Of all this mass of epic poetry only the scantiest fragments survive; but happily Photius has preserved to us an abridgment of the synopsis made of each poem of the “Trojan Cycle” by Proclus, i.e. Eutychius Proclus of Sicca.
The pre-Trojan poems of the Cycle may be noticed first. The “Titanomachy”, ascribed both to Eumelus of Corinth and to Arctinus of Miletus, began with a kind of Theogony which told of the union of Heaven and Earth and of their offspring the Cyclopes and the Hundred-handed Giants. How the poem proceeded we have no means of knowing, but we may suppose that in character it was not unlike the short account of the Titan War found in the Hesiodic “Theogony” (617 ff.).

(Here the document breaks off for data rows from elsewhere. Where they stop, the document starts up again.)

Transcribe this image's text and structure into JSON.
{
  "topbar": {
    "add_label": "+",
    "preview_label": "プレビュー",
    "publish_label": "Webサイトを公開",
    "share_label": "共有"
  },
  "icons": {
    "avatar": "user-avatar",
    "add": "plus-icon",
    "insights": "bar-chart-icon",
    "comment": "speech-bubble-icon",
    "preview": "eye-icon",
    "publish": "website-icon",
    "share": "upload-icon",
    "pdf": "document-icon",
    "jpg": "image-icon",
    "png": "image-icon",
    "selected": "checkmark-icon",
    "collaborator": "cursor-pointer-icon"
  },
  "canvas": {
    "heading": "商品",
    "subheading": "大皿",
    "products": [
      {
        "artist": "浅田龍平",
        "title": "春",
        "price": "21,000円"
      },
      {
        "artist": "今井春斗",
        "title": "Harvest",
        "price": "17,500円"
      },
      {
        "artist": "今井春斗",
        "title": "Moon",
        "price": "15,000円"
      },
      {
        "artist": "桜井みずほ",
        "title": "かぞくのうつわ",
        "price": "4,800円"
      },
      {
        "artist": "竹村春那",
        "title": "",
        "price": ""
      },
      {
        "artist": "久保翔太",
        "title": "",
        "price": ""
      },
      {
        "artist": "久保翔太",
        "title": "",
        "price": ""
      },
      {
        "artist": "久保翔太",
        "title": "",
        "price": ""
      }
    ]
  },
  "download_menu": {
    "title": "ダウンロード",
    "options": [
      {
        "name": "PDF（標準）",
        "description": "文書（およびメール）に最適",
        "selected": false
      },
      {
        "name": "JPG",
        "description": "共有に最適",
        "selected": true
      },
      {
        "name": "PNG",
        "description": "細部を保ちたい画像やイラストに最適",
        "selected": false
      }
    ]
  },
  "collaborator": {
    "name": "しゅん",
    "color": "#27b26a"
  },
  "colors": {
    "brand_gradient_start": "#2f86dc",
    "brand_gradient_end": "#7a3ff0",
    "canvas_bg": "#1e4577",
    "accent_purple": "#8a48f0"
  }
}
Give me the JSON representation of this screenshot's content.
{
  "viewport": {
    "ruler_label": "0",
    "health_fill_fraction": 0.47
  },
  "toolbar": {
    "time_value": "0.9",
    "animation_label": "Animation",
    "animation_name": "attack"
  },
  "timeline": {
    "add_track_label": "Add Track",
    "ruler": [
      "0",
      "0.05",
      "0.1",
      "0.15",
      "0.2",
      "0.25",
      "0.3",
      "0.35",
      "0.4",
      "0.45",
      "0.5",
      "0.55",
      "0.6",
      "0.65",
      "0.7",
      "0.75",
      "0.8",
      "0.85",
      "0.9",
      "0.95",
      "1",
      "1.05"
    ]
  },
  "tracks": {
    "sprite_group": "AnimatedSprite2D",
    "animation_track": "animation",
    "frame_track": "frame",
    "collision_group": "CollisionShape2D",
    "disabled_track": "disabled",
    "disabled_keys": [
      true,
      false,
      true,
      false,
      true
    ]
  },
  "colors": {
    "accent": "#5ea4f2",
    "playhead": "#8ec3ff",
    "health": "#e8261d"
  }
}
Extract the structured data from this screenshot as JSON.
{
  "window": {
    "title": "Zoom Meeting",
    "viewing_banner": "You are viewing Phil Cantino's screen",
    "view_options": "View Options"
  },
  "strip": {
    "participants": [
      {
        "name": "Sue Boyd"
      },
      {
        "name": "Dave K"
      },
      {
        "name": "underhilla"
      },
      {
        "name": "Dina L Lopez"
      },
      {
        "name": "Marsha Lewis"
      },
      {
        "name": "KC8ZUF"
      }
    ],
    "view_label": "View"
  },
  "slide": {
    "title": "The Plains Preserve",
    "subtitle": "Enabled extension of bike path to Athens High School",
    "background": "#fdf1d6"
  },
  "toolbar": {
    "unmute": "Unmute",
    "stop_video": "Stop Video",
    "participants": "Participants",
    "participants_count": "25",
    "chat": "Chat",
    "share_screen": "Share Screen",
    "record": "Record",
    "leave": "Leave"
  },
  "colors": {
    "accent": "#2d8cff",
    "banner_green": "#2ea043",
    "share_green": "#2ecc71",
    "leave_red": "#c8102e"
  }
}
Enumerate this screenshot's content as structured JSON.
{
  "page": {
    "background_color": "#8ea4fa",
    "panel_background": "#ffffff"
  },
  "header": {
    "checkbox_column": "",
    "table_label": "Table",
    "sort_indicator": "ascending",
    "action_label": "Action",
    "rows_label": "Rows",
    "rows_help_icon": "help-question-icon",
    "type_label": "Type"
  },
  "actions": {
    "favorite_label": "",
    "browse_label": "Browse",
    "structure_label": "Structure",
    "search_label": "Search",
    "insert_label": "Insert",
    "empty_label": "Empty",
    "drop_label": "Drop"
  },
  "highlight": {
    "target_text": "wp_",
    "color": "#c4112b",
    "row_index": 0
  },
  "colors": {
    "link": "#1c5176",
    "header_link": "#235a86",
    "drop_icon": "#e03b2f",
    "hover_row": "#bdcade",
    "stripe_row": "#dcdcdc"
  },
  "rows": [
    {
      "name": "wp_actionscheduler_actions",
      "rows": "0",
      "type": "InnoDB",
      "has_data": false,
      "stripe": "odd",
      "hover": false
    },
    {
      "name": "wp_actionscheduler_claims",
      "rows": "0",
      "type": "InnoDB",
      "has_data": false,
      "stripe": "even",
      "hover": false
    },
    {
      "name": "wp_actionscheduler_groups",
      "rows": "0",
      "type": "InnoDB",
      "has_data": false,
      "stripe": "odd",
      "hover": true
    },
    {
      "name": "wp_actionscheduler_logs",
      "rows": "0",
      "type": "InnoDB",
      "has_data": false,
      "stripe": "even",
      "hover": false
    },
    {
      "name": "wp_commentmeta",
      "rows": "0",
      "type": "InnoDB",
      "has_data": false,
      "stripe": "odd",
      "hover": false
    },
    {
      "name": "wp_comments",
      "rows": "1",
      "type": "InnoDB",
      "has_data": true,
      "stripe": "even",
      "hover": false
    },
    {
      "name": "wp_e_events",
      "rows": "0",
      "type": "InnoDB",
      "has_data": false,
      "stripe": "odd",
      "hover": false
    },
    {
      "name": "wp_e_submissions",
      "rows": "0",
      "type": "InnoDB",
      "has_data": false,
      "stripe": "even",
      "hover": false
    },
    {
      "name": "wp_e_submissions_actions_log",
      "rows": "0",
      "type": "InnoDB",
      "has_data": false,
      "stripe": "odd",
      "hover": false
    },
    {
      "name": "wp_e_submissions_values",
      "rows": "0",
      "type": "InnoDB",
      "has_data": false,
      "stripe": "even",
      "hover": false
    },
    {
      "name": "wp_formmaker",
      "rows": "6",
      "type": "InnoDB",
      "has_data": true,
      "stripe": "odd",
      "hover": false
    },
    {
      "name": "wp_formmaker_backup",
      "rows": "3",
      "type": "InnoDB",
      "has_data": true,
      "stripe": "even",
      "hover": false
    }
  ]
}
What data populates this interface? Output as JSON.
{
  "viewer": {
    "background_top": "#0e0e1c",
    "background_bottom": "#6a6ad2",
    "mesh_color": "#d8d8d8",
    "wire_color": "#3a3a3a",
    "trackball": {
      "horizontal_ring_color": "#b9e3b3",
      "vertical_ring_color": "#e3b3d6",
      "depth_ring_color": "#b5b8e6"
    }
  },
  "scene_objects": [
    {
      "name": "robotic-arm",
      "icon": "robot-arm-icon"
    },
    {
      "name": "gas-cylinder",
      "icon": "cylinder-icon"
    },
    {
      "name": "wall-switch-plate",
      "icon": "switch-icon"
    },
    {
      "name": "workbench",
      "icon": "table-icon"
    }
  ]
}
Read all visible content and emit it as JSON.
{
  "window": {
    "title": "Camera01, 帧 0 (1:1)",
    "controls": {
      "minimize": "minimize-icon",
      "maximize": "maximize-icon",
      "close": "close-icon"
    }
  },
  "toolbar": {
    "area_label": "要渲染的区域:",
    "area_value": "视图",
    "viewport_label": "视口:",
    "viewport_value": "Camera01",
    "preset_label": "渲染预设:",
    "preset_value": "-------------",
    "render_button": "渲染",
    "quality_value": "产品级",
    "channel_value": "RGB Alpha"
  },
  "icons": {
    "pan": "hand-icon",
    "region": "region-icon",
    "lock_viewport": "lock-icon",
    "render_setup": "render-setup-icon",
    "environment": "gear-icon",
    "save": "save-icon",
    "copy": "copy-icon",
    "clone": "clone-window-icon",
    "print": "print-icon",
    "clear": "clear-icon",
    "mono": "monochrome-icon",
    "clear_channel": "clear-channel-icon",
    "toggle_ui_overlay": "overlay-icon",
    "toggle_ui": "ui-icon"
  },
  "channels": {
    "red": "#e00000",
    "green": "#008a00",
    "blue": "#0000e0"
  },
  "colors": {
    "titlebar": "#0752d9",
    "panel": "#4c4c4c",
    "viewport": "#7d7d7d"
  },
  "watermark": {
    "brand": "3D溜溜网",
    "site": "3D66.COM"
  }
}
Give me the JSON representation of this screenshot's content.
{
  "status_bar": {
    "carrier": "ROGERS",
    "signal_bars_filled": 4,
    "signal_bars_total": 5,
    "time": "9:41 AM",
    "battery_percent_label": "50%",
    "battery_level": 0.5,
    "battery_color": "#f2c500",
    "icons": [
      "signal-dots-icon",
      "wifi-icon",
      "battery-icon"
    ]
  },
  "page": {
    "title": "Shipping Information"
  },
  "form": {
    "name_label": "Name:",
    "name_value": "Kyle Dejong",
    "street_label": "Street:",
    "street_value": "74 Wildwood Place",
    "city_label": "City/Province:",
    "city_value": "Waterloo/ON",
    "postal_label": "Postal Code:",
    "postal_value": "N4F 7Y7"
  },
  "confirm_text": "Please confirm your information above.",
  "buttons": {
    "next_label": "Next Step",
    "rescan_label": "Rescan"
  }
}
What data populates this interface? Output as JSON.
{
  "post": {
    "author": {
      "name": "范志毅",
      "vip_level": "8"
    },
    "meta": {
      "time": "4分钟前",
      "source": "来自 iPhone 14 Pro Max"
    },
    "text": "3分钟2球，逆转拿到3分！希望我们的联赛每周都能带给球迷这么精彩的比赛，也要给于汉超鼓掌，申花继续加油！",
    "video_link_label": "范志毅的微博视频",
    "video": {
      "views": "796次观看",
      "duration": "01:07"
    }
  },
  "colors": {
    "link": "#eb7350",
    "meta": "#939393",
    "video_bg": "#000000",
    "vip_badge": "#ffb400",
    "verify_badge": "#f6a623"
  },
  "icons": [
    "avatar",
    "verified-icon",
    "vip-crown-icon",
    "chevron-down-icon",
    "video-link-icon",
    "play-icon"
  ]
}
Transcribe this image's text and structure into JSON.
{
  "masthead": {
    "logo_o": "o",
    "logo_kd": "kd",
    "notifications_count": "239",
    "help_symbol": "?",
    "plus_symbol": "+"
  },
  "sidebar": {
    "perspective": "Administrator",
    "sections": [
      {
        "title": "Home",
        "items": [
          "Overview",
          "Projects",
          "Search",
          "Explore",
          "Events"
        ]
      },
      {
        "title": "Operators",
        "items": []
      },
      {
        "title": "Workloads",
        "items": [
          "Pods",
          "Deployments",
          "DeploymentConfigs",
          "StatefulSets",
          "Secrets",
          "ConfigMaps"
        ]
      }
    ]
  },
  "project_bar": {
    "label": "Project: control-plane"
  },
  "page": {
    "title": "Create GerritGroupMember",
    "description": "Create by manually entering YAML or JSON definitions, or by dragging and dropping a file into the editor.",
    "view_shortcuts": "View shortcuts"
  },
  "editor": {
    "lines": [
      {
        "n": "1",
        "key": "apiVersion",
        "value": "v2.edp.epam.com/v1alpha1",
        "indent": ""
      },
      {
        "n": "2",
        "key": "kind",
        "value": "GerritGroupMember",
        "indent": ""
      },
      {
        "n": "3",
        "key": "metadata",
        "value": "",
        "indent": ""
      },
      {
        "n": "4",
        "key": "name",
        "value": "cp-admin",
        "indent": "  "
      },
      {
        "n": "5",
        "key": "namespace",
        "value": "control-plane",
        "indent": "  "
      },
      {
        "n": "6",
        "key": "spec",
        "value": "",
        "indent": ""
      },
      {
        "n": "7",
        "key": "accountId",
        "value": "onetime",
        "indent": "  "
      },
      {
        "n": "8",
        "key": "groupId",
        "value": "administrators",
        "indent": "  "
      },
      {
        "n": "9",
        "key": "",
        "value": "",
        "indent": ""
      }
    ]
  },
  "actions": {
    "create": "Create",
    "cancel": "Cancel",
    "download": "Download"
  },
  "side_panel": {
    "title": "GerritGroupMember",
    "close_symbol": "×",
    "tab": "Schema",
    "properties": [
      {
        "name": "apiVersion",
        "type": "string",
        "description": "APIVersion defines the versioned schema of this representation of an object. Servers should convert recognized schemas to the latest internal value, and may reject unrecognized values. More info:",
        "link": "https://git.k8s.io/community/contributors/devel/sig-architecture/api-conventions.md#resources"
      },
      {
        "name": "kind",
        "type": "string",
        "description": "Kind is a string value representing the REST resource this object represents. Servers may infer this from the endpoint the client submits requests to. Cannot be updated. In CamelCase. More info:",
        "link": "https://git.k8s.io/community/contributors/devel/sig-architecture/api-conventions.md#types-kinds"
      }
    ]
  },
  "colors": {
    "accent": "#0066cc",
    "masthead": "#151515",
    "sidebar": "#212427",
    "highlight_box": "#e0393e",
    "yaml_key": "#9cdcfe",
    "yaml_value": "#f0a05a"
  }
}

What links bound the “Titanomachy” to the Theben Cycle is not clear. This latter group was formed of three poems, the “Story of Oedipus”, the “Thebais”, and the “Epigoni”. Of the “Oedipodea” practically nothing is known, though on the assurance of Athenaeus (vii. 277 E) that Sophocles followed the Epic Cycle closely in the plots of his plays, we may suppose that in outline the story corresponded closely to the history of Oedipus as it is found in the “Oedipus Tyrannus”. The “Thebais” seems to have begun with the origin of the fatal quarrel between Eteocles and Polyneices in the curse called down upon them by their father in his misery. The story was thence carried down to the end of the expedition under Polyneices, Adrastus and Amphiarus against Thebes. The “Epigoni” (ascribed to Antimachus of Teos) recounted the expedition of the ‘After-Born’ against Thebes, and the sack of the city.